Plymouth, March 27, 1775.

The Selectmen and Committee of Correspondence of the Town of Plymouth beg leave to represent the peculiar circumstances of this Town, and to desire such aid and


protection as you in your wisdom shall think proper to direct.

We have an open harbour, on which lay the Towns of Plymouth, Kingston, and Duxbury, extending twelve or fifteen miles, in almost every part of which it is extremely easy for Troops to land, commit ravages, and retreat, unless a sufficient force is continually on duty to watch and report them. Ever since the late alarm, the inhabitants of this Town (apprehensive of danger) have been on almost constant duty, without being able to attend to their private affairs, the consequence of which roust produce great distress, if not ruin, unless they can be relieved. Another very peculiar circumstance attending us is, that in case we should be attacked, no immediate aid can come to our assistance from the back; country, we being surrounded by a wilderness, extending several miles, without any inhabitants at all and several more miles with very few and scattering ones.

We therefore; pray your consideration of these matters, and that you would order the Minute Regiment under the command of Colonel Cotton, be posted here, and that proper provision be made for them.

We are, gentlemen, with great respect, your very humble servants.

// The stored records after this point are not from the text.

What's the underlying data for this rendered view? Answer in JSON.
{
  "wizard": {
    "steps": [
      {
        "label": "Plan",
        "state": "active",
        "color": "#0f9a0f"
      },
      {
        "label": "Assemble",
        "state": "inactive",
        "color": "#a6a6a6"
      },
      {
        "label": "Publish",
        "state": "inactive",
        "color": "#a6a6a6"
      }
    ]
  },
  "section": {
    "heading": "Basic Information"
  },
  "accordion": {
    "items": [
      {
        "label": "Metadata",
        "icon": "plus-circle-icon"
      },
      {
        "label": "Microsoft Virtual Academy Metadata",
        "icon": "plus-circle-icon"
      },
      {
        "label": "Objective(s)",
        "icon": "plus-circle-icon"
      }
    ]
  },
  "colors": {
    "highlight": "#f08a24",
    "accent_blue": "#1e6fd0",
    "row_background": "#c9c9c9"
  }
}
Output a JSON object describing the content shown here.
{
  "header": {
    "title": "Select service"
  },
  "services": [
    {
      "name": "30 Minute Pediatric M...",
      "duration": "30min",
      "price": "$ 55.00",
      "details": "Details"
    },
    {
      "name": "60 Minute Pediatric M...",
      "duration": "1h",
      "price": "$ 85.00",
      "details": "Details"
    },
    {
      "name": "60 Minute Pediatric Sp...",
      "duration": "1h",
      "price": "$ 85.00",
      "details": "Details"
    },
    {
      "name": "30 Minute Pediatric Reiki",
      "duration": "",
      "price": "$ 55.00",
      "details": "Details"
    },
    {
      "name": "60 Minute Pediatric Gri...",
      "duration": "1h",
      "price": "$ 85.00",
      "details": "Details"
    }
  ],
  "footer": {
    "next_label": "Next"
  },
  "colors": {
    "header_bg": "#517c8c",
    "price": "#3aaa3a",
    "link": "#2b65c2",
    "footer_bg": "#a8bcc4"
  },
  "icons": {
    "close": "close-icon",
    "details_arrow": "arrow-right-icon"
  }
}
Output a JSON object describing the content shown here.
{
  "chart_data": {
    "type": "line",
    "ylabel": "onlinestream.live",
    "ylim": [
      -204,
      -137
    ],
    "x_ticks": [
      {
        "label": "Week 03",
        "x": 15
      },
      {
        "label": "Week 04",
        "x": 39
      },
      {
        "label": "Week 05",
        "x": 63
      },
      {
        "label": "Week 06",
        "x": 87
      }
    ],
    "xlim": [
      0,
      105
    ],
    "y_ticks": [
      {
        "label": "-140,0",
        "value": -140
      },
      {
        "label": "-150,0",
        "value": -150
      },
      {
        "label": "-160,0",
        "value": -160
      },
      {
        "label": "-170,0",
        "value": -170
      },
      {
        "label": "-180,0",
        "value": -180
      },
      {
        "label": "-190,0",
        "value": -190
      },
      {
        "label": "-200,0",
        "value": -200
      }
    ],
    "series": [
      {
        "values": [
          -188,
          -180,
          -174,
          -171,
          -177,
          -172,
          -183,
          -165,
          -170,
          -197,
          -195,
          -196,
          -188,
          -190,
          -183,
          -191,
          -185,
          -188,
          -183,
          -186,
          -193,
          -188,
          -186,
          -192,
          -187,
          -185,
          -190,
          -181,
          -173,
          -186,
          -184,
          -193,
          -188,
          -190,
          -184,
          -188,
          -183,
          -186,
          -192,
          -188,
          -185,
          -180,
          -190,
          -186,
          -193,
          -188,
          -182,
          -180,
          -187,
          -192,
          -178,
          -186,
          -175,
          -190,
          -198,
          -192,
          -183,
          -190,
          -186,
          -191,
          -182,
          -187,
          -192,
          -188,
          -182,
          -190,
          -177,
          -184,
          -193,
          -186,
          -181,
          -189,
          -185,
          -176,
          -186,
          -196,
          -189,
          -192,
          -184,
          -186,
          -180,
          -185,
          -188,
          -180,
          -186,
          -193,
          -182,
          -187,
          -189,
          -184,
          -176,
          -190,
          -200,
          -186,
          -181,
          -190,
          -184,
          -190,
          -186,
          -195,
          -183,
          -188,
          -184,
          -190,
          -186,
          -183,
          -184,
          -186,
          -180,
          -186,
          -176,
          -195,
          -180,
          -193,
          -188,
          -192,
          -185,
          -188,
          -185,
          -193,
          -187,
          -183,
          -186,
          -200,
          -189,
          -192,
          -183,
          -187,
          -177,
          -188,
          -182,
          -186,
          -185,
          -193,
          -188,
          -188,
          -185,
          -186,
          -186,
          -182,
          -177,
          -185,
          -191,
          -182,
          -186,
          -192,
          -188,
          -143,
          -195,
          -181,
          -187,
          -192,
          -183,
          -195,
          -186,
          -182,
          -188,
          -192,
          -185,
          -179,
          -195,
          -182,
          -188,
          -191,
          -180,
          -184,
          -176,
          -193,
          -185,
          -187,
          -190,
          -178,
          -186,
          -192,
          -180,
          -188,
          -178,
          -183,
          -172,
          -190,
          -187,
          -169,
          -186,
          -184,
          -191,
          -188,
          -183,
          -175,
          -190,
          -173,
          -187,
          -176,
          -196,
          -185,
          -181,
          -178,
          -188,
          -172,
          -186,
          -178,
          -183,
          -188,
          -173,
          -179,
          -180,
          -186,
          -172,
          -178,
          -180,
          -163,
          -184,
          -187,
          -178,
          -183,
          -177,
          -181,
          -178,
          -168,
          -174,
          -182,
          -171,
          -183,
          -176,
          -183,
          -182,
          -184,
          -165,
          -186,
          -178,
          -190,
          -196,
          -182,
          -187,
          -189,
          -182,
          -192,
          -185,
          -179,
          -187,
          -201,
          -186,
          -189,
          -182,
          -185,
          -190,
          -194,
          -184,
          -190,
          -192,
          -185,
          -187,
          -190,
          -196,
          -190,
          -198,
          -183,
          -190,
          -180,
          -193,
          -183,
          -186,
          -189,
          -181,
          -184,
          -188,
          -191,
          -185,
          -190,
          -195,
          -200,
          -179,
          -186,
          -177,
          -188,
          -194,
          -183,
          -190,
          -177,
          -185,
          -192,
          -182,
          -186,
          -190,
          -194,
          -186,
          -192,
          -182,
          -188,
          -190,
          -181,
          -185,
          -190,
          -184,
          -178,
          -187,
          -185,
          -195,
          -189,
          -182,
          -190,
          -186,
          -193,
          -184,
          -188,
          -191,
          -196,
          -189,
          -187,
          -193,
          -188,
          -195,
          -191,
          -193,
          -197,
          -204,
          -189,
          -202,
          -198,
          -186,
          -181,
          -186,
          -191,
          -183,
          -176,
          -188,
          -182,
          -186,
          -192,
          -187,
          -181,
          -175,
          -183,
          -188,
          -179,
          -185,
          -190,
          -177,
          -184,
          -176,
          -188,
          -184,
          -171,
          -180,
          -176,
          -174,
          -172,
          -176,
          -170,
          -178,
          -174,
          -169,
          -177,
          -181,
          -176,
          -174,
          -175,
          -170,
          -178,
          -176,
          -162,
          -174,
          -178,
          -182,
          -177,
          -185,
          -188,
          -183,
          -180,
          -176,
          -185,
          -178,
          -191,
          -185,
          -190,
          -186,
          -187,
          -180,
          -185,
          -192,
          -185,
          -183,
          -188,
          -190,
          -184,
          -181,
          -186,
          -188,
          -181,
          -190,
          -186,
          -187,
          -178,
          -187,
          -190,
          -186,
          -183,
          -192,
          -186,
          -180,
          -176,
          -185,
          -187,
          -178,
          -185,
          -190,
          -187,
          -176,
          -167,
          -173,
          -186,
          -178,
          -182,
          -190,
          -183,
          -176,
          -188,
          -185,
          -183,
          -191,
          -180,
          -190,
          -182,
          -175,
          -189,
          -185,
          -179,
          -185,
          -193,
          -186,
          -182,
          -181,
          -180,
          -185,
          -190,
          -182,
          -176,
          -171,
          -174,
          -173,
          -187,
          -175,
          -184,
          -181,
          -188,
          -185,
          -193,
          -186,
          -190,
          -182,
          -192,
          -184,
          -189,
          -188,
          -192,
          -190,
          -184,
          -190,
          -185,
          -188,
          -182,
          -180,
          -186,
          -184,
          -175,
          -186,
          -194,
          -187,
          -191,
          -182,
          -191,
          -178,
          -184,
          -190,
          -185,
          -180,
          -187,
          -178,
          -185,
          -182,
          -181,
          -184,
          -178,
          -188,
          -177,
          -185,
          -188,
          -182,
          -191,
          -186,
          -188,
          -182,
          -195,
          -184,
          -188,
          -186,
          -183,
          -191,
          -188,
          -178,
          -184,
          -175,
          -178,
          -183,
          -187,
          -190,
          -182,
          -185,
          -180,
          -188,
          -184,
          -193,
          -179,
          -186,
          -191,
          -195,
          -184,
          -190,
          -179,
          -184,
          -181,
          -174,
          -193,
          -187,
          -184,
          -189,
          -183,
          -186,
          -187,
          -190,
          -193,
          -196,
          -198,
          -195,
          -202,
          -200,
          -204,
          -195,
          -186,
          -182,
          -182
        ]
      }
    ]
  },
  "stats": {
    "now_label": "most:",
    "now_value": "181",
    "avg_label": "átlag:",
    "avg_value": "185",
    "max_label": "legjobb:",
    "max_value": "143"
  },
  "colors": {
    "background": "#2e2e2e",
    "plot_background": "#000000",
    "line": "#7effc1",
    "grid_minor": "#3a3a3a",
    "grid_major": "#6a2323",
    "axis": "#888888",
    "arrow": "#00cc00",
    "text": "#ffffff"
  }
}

By order of the Committee and Selectmen of the Town of Plymouth.

JOHN TORREY, Chairman.

To the Honourable Committee of Safety for the Province of the Massachusetts-Bay.